New offensive coordinator Greg Olson (center) is one of several Raiders hires on the coaching staff since last season. (Photo by J. Meric/Getty Images)
As a longtime executive with the Dallas Cowboys, Gil Brandt helped evaluate talent and build an NFL powerhouse.
Now as a senior analyst for NFL.com, it’s Brandt’s job to study the moves of NFL teams and provide his take on where they’re going.
This week, Brandt focused his attention on the Oakland Raiders, and came away with the same conclusion almost everyone else has reached: don’t expect the Raiders to go to the playoffs in 2013. For this coming season, the Raiders will once again be fodder for the rest of the AFC West.
However, Brandt believes the Raiders are headed in the right direction for the long term.
“Over the past month, I’ve talked to people in the Raiders organization, including players, and I’ve been very impressed with the positive attitude I’ve encountered,” he wrote. “Everyone in the NFL, of course, tends to be excited about the future around this time of year, but the Raiders seem to be especially gung-ho.”
Because of several factors, Brandt believes predictions that the Raiders might be awful enough to earn the No. 1 pick in the 2014 draft are wrong. Oakland, he says, should win “about two more games” this coming season, which would put the Raiders at 6-10.
That may not seem like much, but a 6-10 season – with the chance to acquire more talent in the draft and another year of “culture change” and growth under general manager Reggie McKenzie – could build some positive momentum for 2014 and beyond.
For one thing, Brandt believes the Raiders have made a big upgrade in their coaching staff with the hiring of offensive coordinator Greg Olson, offensive line coach Tony Sparano, special teams coach Bobby April and linebackers coach Bob Sanders.
The roster, of course, is littered with question marks. Nobody knows at this point if Matt Flynn will be an effective starting quarterback, if Darren McFadden can be healthy and productive in the running game, if the defensive line can mount a pass rush or the young, mostly-untested receiving corps will be up to the task.
But Brandt looks at the Raiders as a glass half-full situation, a team that finally is moving forward under smart leadership in head coach Dennis Allen – whom he says is “very detail-oriented” – and McKenzie.
“Oakland doesn’t seem to have quite turned things around just yet,” Brandt writes. “But the Raiders are definitely moving in the right direction.”
It’s a feeling that Allen himself voiced after the conclusion of the Raiders’ recent mandatory, three-day minicamp.

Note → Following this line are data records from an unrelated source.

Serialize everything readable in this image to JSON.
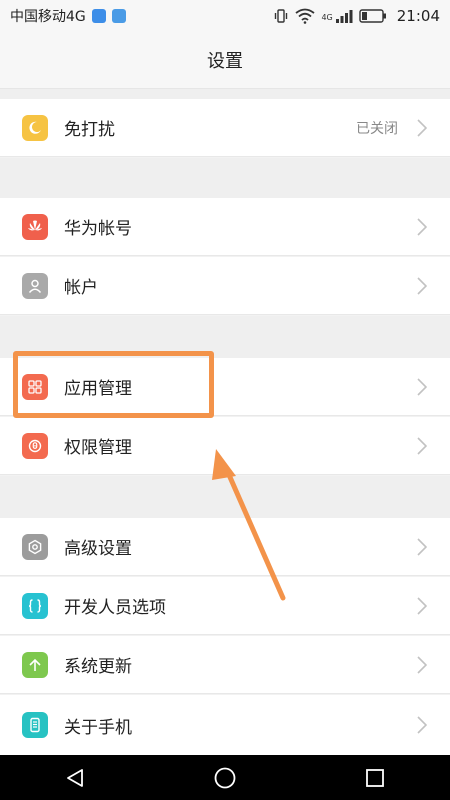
{
  "status_bar": {
    "carrier": "中国移动4G",
    "network_badge": "4G",
    "time": "21:04",
    "icons": [
      "notification-app-icon",
      "gallery-icon",
      "vibrate-icon",
      "wifi-icon",
      "signal-icon",
      "battery-icon"
    ]
  },
  "header": {
    "title": "设置"
  },
  "settings": {
    "items": [
      {
        "label": "免打扰",
        "value": "已关闭",
        "icon": "moon-icon",
        "color": "#f6c343"
      },
      {
        "label": "华为帐号",
        "icon": "huawei-icon",
        "color": "#f0604c"
      },
      {
        "label": "帐户",
        "icon": "account-icon",
        "color": "#a9a9a9"
      },
      {
        "label": "应用管理",
        "icon": "apps-grid-icon",
        "color": "#f36a4f"
      },
      {
        "label": "权限管理",
        "icon": "permission-icon",
        "color": "#f36a4f"
      },
      {
        "label": "高级设置",
        "icon": "gear-icon",
        "color": "#9c9c9c"
      },
      {
        "label": "开发人员选项",
        "icon": "braces-icon",
        "color": "#27c2d1"
      },
      {
        "label": "系统更新",
        "icon": "update-arrow-icon",
        "color": "#7ec84e"
      },
      {
        "label": "关于手机",
        "icon": "phone-icon",
        "color": "#27c2c2"
      }
    ]
  },
  "annotation": {
    "highlight_color": "#f3934a"
  },
  "nav_bar": {
    "buttons": [
      "back-icon",
      "home-icon",
      "recents-icon"
    ]
  }
}
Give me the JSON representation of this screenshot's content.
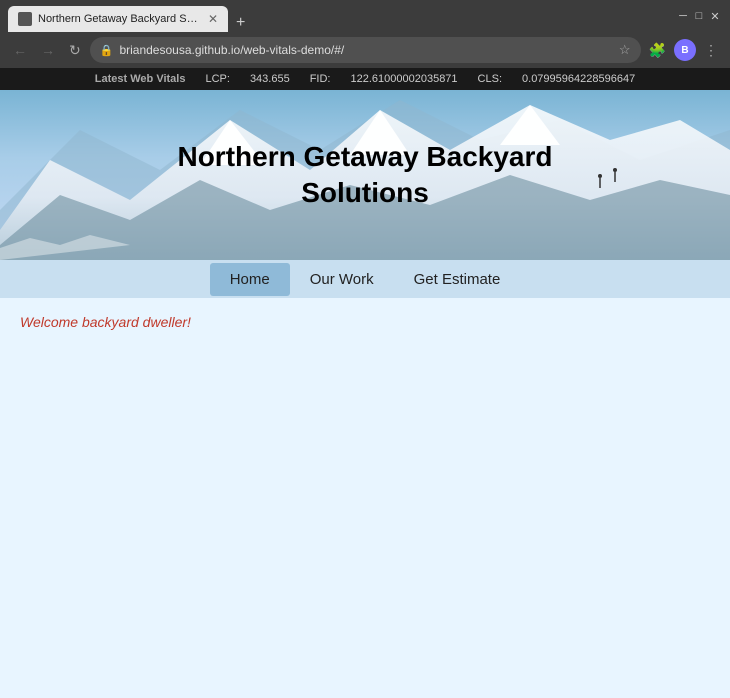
{
  "browser": {
    "tab_title": "Northern Getaway Backyard Sol...",
    "new_tab_icon": "+",
    "window_minimize": "─",
    "window_maximize": "□",
    "window_close": "✕",
    "nav_back": "←",
    "nav_forward": "→",
    "nav_reload": "↻",
    "nav_home": "⌂",
    "address_url": "briandesousa.github.io/web-vitals-demo/#/",
    "lock_symbol": "🔒",
    "star_symbol": "☆",
    "menu_icon": "⋮",
    "profile_initials": "B",
    "extensions_label": "🧩"
  },
  "vitals_bar": {
    "label": "Latest Web Vitals",
    "lcp_label": "LCP:",
    "lcp_value": "343.655",
    "fid_label": "FID:",
    "fid_value": "122.61000002035871",
    "cls_label": "CLS:",
    "cls_value": "0.07995964228596647"
  },
  "site": {
    "title_line1": "Northern Getaway Backyard",
    "title_line2": "Solutions",
    "nav": {
      "home": "Home",
      "our_work": "Our Work",
      "get_estimate": "Get Estimate"
    },
    "welcome_text": "Welcome backyard dweller!"
  }
}
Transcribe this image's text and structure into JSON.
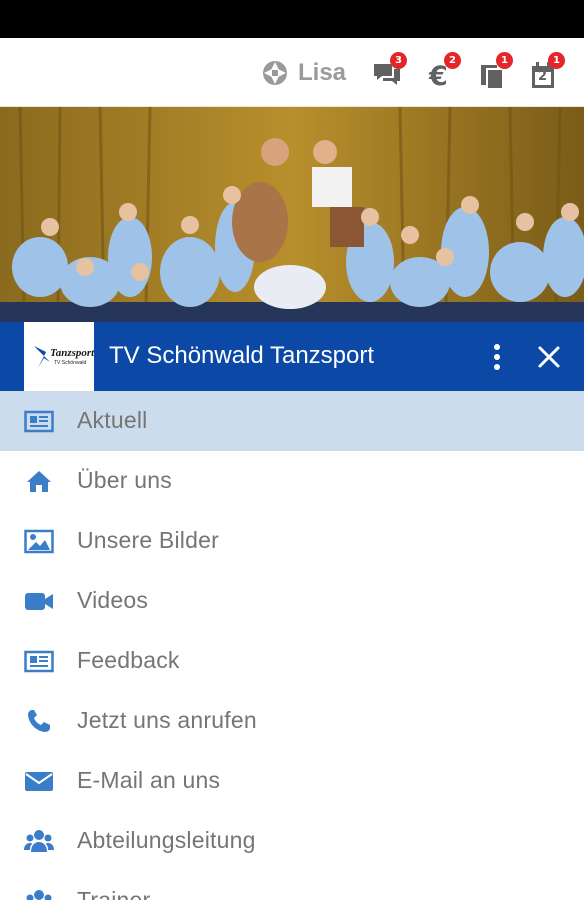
{
  "topbar": {
    "user_name": "Lisa",
    "badges": {
      "messages": "3",
      "payments": "2",
      "documents": "1",
      "calendar": "1"
    },
    "calendar_day": "2"
  },
  "header": {
    "club_name": "TV Schönwald Tanzsport",
    "logo_text": "Tanzsport",
    "logo_subtext": "TV Schönwald"
  },
  "nav": {
    "items": [
      {
        "label": "Aktuell",
        "icon": "newspaper-icon",
        "active": true
      },
      {
        "label": "Über uns",
        "icon": "home-icon"
      },
      {
        "label": "Unsere Bilder",
        "icon": "image-icon"
      },
      {
        "label": "Videos",
        "icon": "video-camera-icon"
      },
      {
        "label": "Feedback",
        "icon": "newspaper-icon"
      },
      {
        "label": "Jetzt uns anrufen",
        "icon": "phone-icon"
      },
      {
        "label": "E-Mail an uns",
        "icon": "envelope-icon"
      },
      {
        "label": "Abteilungsleitung",
        "icon": "users-icon"
      },
      {
        "label": "Trainer",
        "icon": "users-icon"
      }
    ]
  },
  "colors": {
    "header_blue": "#0c49a7",
    "icon_blue": "#3a7dc9",
    "active_row": "#cbdcec",
    "badge_red": "#e3262a"
  }
}
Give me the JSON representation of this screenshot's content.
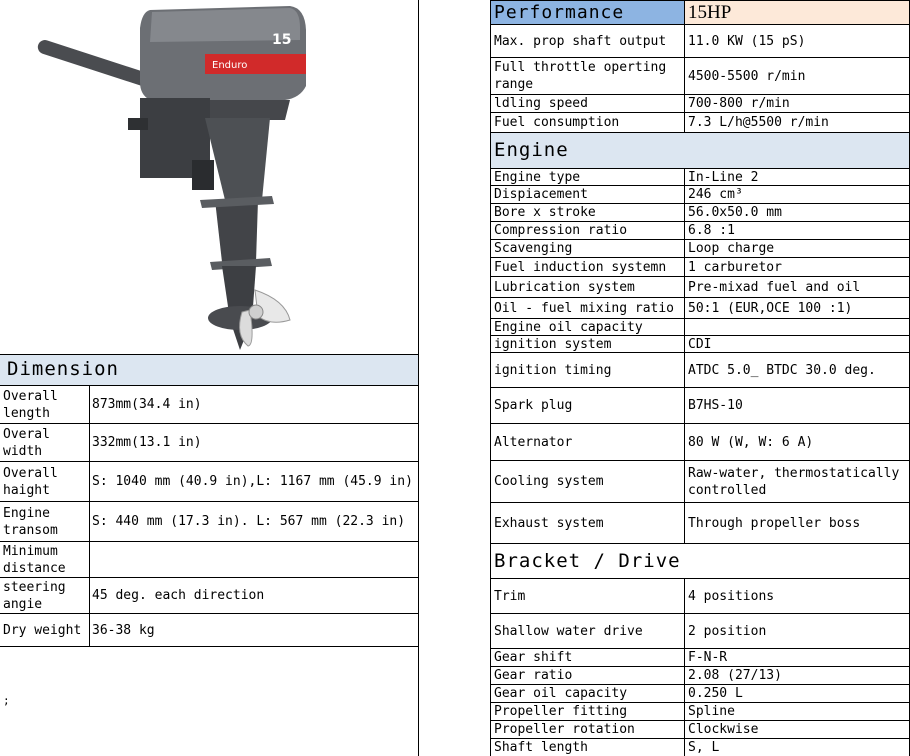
{
  "performance": {
    "title": "Performance",
    "model": "15HP",
    "rows": [
      {
        "label": "Max. prop shaft output",
        "value": "11.0 KW (15 pS)"
      },
      {
        "label": "Full throttle operting range",
        "value": "4500-5500 r/min"
      },
      {
        "label": "ldling speed",
        "value": "700-800 r/min"
      },
      {
        "label": "Fuel consumption",
        "value": "7.3 L/h@5500 r/min"
      }
    ]
  },
  "engine": {
    "title": "Engine",
    "rows": [
      {
        "label": "Engine type",
        "value": "In-Line 2"
      },
      {
        "label": "Dispiacement",
        "value": "246 cm³"
      },
      {
        "label": "Bore x stroke",
        "value": "56.0x50.0 mm"
      },
      {
        "label": "Compression ratio",
        "value": "6.8 :1"
      },
      {
        "label": "Scavenging",
        "value": "Loop charge"
      },
      {
        "label": "Fuel induction systemn",
        "value": "1 carburetor"
      },
      {
        "label": "Lubrication system",
        "value": "Pre-mixad fuel and oil"
      },
      {
        "label": "Oil - fuel mixing ratio",
        "value": "50:1 (EUR,OCE 100 :1)"
      },
      {
        "label": "Engine oil capacity",
        "value": ""
      },
      {
        "label": "ignition system",
        "value": "CDI"
      },
      {
        "label": "ignition timing",
        "value": "ATDC 5.0_ BTDC 30.0 deg."
      },
      {
        "label": "Spark plug",
        "value": "B7HS-10"
      },
      {
        "label": "Alternator",
        "value": "80 W (W, W: 6 A)"
      },
      {
        "label": "Cooling system",
        "value": "Raw-water, thermostatically controlled"
      },
      {
        "label": "Exhaust system",
        "value": "Through propeller boss"
      }
    ]
  },
  "bracket": {
    "title": "Bracket / Drive",
    "rows": [
      {
        "label": "Trim",
        "value": "4 positions"
      },
      {
        "label": "Shallow water drive",
        "value": "2 position"
      },
      {
        "label": "Gear shift",
        "value": "F-N-R"
      },
      {
        "label": "Gear ratio",
        "value": "2.08 (27/13)"
      },
      {
        "label": "Gear oil capacity",
        "value": "0.250 L"
      },
      {
        "label": "Propeller fitting",
        "value": "Spline"
      },
      {
        "label": "Propeller rotation",
        "value": "Clockwise"
      },
      {
        "label": "Shaft length",
        "value": "S, L"
      }
    ]
  },
  "dimension": {
    "title": "Dimension",
    "rows": [
      {
        "label": "Overall length",
        "value": "873mm(34.4 in)"
      },
      {
        "label": "Overal width",
        "value": "332mm(13.1 in)"
      },
      {
        "label": "Overall haight",
        "value": "S: 1040 mm (40.9 in),L: 1167 mm (45.9 in)"
      },
      {
        "label": "Engine transom",
        "value": "S: 440 mm (17.3 in). L: 567 mm (22.3 in)"
      },
      {
        "label": "Minimum distance",
        "value": ""
      },
      {
        "label": "steering angie",
        "value": "45 deg. each direction"
      },
      {
        "label": "Dry weight",
        "value": "36-38 kg"
      }
    ]
  },
  "engine_image": {
    "brand_text": "Enduro",
    "badge": "15",
    "body_color": "#5e6165",
    "stripe_color": "#d12a2a"
  },
  "footnote": ";"
}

“I know there’s a lot of experts out there that might think differently,” Allen told Steve Corkran of the Bay Area News Group. “But I like this football team.”
With a massive roster turnover, at least, the Oakland franchise has some young talent and new faces. And, says Allen, a new outlook.
“I like their mentality,” Allen said. “And I like the way they work.”